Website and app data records
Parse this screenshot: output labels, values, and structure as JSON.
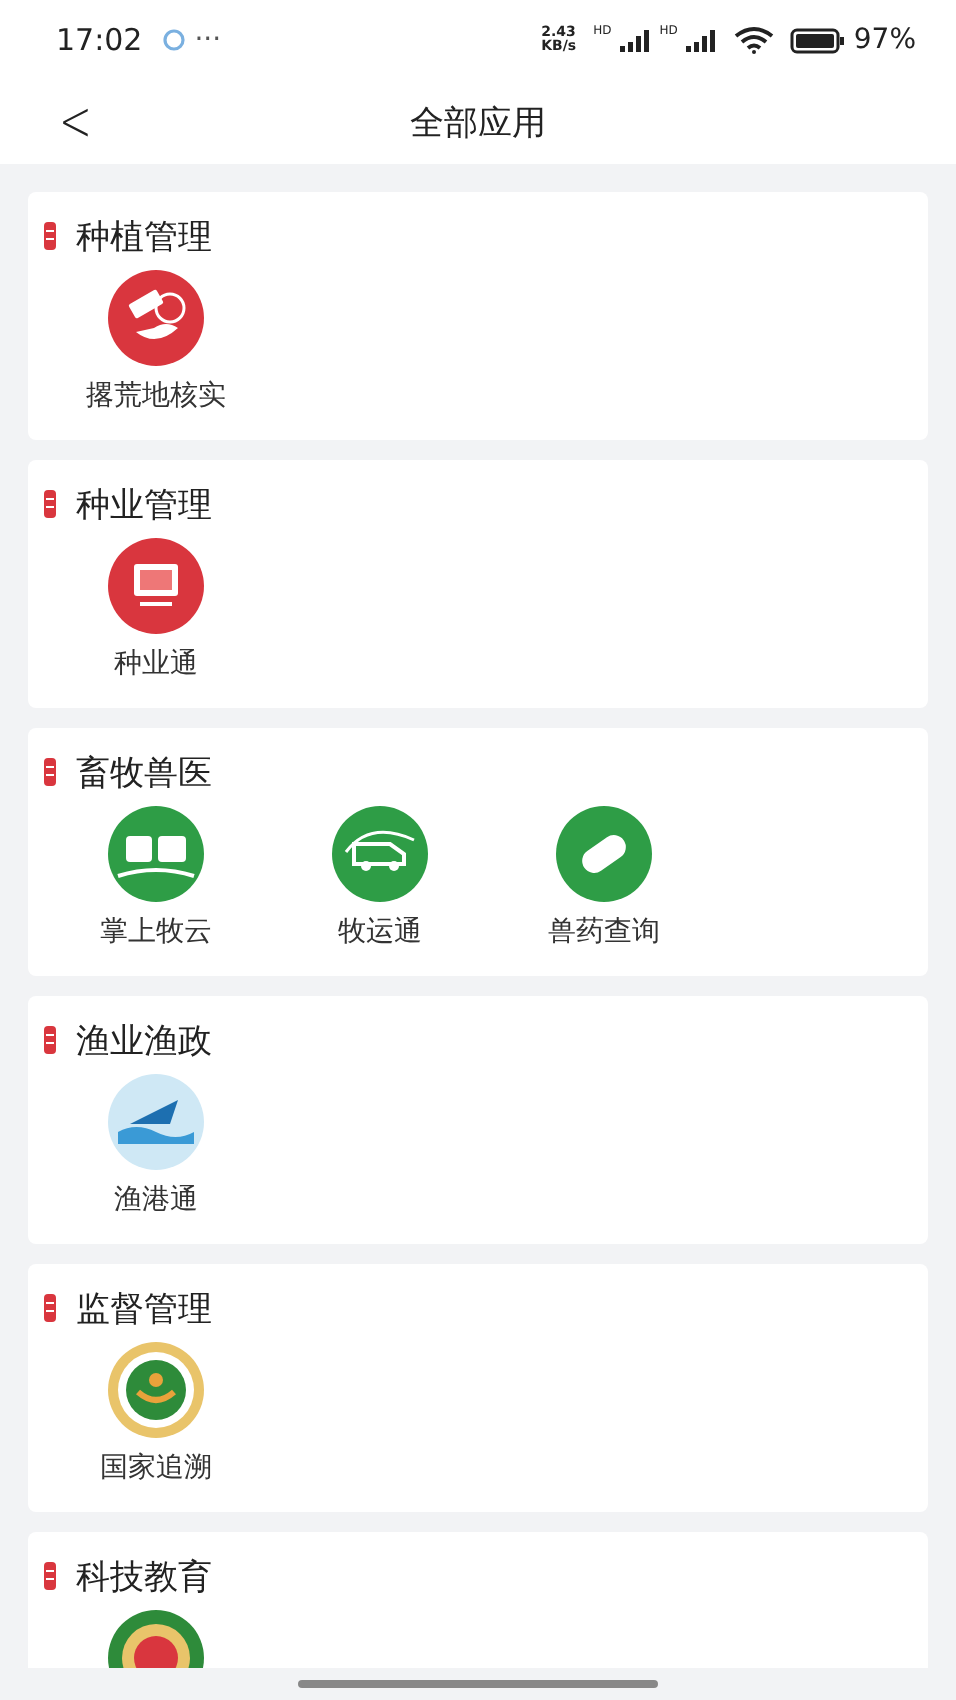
{
  "status_bar": {
    "time": "17:02",
    "dots": "···",
    "speed": "2.43 KB/s",
    "network_1": "HD",
    "network_2": "HD",
    "battery": "97%"
  },
  "header": {
    "back": "<",
    "title": "全部应用"
  },
  "sections": [
    {
      "title": "种植管理",
      "apps": [
        {
          "kind": "satellite",
          "label": "撂荒地核实"
        }
      ]
    },
    {
      "title": "种业管理",
      "apps": [
        {
          "kind": "monitor",
          "label": "种业通"
        }
      ]
    },
    {
      "title": "畜牧兽医",
      "apps": [
        {
          "kind": "cloud",
          "label": "掌上牧云"
        },
        {
          "kind": "truck",
          "label": "牧运通"
        },
        {
          "kind": "pill",
          "label": "兽药查询"
        }
      ]
    },
    {
      "title": "渔业渔政",
      "apps": [
        {
          "kind": "ship",
          "label": "渔港通"
        }
      ]
    },
    {
      "title": "监督管理",
      "apps": [
        {
          "kind": "emblem",
          "label": "国家追溯"
        }
      ]
    },
    {
      "title": "科技教育",
      "apps": [
        {
          "kind": "badge"
        }
      ]
    }
  ]
}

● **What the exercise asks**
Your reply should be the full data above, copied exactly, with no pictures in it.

● **Result of this task**
Parse this screenshot: output labels, values, and structure as JSON.
{
  "status_bar": {
    "time": "17:02",
    "dots": "···",
    "speed": "2.43 KB/s",
    "network_1": "HD",
    "network_2": "HD",
    "battery": "97%"
  },
  "header": {
    "back": "<",
    "title": "全部应用"
  },
  "sections": [
    {
      "title": "种植管理",
      "apps": [
        {
          "kind": "satellite",
          "label": "撂荒地核实"
        }
      ]
    },
    {
      "title": "种业管理",
      "apps": [
        {
          "kind": "monitor",
          "label": "种业通"
        }
      ]
    },
    {
      "title": "畜牧兽医",
      "apps": [
        {
          "kind": "cloud",
          "label": "掌上牧云"
        },
        {
          "kind": "truck",
          "label": "牧运通"
        },
        {
          "kind": "pill",
          "label": "兽药查询"
        }
      ]
    },
    {
      "title": "渔业渔政",
      "apps": [
        {
          "kind": "ship",
          "label": "渔港通"
        }
      ]
    },
    {
      "title": "监督管理",
      "apps": [
        {
          "kind": "emblem",
          "label": "国家追溯"
        }
      ]
    },
    {
      "title": "科技教育",
      "apps": [
        {
          "kind": "badge"
        }
      ]
    }
  ]
}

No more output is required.